“Although for their time (Britten’s works) pushed the boundaries, they were still very listenable,” Thomas says. “He loved good melodies.”
Benjamin Britten celebration
Who: Seattle Pro Musica
When: 3 p.m. Sunday
Where: St. John’s Episcopal, 19th Avenue Southeast and Capitol Way, Olympia
Tickets: Entry by donation
Also: Reception afterwards; Free childcare
Other performances: Seattle concerts of “A Ceremony of Carols/A Boy Was Born,” Dec. 7 and 14 at Town Hall and Bastyr Chapel; Tacoma concert Feb. 9, 2014.
Information: 206-781-2766, seattlepromusica.org
Find other Britten centenary events, plus audio samples and an interactive timeline, at britten100.org
What: “The British Are Coming”
Who: Northwest Sinfonietta with Christopher Cock, tenor, and Ryan Stewart, horn
When: 7:30 p.m. Friday (Seattle), 7:30 p.m. Saturday (Tacoma), 2 p.m. Sunday (Puyallup)
Where: Benaroya Hall, 200 University St., Seattle; Rialto Theater, 310 S. Ninth St., Tacoma; Pioneer Pavilion, 330 S. Meridian, Puyallup
Information: 866-833-4747 (Seattle); 800-291-7593 (Tacoma); 800-838-3006 (Puyallup); nwsinfonietta.org
Britten coming up
What: The Esoterics’ “Profana” and “Sacra,” choral works by Britten
When: Nov. 22-24 and Dec. 6-8 in Shoreline and Seattle
What: Britten’s “A Midsummer Night’s Dream”
Who: Pacific Lutheran University opera department
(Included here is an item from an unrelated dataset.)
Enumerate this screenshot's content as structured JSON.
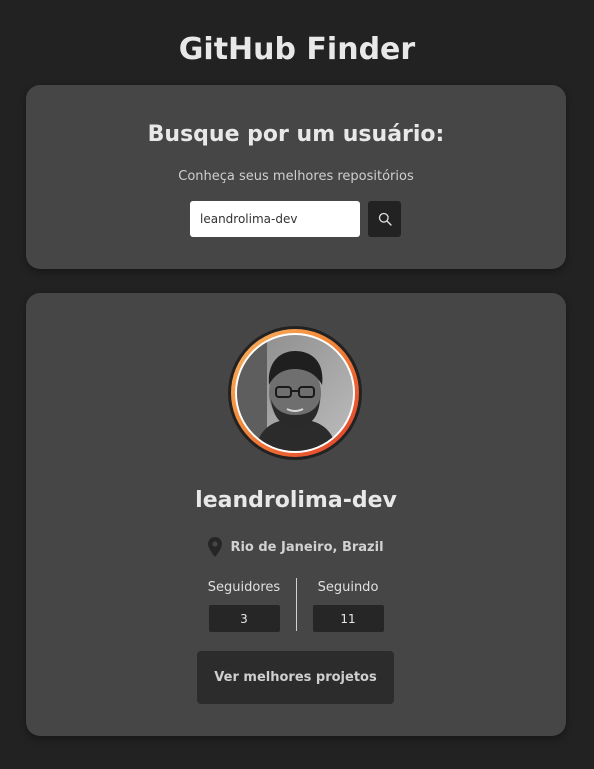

When: Jan. 23-26
Information: plu.eduRosemary Ponnekanti: 253-597-8568 firstname.lastname@example.org